Anderson, Jeffrey Scott
Scope and Method of Study: The present study focused on the relationship between Body Mass Index (BMI) and centrality (degree and global) and the differences in centrality by weight status in first grade children. Participants in the study consisted of 583 first grade children at rural public elementary schools recruited as part of the USDA funded Families and Schools for Health study. UCInet was the social network analysis program used to calculate children's centrality scores.

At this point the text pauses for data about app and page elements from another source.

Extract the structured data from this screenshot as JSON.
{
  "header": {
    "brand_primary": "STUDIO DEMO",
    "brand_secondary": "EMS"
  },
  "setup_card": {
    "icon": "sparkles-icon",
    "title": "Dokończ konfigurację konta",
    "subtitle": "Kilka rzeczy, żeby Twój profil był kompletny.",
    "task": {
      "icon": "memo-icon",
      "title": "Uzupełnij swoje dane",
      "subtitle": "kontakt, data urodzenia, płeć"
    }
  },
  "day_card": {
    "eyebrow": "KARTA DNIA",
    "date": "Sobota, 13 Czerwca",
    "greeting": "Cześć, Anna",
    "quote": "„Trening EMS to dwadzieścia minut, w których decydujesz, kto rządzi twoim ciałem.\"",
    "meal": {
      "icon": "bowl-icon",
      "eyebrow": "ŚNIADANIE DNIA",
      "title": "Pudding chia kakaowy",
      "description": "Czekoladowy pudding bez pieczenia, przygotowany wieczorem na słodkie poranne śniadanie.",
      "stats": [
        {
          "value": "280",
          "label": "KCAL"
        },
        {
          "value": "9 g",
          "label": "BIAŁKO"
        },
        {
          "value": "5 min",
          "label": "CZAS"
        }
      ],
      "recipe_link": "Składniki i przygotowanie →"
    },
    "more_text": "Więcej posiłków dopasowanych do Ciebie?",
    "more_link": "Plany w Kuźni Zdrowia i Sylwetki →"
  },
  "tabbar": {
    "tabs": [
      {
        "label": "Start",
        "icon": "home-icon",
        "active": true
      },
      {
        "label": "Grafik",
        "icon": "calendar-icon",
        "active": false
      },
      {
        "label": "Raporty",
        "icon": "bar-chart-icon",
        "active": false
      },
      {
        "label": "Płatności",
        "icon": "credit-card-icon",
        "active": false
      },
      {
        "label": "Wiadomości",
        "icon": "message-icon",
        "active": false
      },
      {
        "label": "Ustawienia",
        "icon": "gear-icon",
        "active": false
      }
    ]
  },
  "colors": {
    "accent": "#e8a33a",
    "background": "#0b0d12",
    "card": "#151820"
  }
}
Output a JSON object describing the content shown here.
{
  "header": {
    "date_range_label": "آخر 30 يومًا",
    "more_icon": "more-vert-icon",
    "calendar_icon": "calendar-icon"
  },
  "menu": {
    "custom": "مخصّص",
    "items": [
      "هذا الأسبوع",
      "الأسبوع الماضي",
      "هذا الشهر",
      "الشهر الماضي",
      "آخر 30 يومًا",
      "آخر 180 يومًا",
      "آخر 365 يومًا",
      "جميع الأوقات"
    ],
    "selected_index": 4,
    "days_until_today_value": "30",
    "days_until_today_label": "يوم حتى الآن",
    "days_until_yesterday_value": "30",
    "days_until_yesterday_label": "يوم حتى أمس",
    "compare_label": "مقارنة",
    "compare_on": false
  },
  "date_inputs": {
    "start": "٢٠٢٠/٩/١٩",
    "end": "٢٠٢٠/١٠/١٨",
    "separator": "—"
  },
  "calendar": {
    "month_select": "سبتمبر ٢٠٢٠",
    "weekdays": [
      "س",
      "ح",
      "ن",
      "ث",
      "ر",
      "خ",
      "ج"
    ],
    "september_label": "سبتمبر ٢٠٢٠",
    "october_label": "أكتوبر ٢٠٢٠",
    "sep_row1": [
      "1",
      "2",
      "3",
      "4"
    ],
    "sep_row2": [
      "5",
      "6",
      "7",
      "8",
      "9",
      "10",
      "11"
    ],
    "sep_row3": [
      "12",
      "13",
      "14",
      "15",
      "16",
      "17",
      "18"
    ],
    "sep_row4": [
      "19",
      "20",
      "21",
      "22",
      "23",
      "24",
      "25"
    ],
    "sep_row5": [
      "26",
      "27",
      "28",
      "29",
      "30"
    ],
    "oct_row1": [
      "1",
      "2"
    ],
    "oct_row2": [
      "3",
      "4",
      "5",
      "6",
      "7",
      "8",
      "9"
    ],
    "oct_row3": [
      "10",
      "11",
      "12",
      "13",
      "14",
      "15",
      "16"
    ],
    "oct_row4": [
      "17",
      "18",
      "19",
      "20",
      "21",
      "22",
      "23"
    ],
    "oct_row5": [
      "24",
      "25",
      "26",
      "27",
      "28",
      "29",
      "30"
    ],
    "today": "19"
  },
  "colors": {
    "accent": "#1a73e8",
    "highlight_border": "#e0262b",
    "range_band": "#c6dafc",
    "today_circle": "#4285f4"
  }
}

Findings and Conclusions: The results suggest that obese children (95th percentile or above) were significantly lower in global centrality than normal weight children. Obese children also showed a trend for being lower in degree centrality, compared to normal weight children. Together these findings suggest that BMI and weight status have a negative association with first grade children's social position, in their classroom friendship network. Most importantly, the findings illustrate that even though obese children have some friends (degree centrality), obese children are significantly further away from the center of the network (global centrality), putting obese children at a disadvantage.